## Task material
******

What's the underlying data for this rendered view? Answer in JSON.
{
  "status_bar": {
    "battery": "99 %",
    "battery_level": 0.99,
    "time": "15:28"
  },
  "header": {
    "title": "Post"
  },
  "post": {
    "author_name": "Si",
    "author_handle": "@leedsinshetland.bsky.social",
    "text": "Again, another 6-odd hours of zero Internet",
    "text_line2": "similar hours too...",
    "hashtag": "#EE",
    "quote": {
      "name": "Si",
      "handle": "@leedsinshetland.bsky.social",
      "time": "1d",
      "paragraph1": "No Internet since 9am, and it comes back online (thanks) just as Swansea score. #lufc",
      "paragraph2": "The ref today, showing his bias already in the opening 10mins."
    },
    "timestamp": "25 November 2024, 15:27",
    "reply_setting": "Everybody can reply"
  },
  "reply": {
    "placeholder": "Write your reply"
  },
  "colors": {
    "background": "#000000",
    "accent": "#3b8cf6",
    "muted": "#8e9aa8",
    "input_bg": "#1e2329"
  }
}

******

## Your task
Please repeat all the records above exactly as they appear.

## Answer section
What's the underlying data for this rendered view? Answer in JSON.
{
  "status_bar": {
    "battery": "99 %",
    "battery_level": 0.99,
    "time": "15:28"
  },
  "header": {
    "title": "Post"
  },
  "post": {
    "author_name": "Si",
    "author_handle": "@leedsinshetland.bsky.social",
    "text": "Again, another 6-odd hours of zero Internet",
    "text_line2": "similar hours too...",
    "hashtag": "#EE",
    "quote": {
      "name": "Si",
      "handle": "@leedsinshetland.bsky.social",
      "time": "1d",
      "paragraph1": "No Internet since 9am, and it comes back online (thanks) just as Swansea score. #lufc",
      "paragraph2": "The ref today, showing his bias already in the opening 10mins."
    },
    "timestamp": "25 November 2024, 15:27",
    "reply_setting": "Everybody can reply"
  },
  "reply": {
    "placeholder": "Write your reply"
  },
  "colors": {
    "background": "#000000",
    "accent": "#3b8cf6",
    "muted": "#8e9aa8",
    "input_bg": "#1e2329"
  }
}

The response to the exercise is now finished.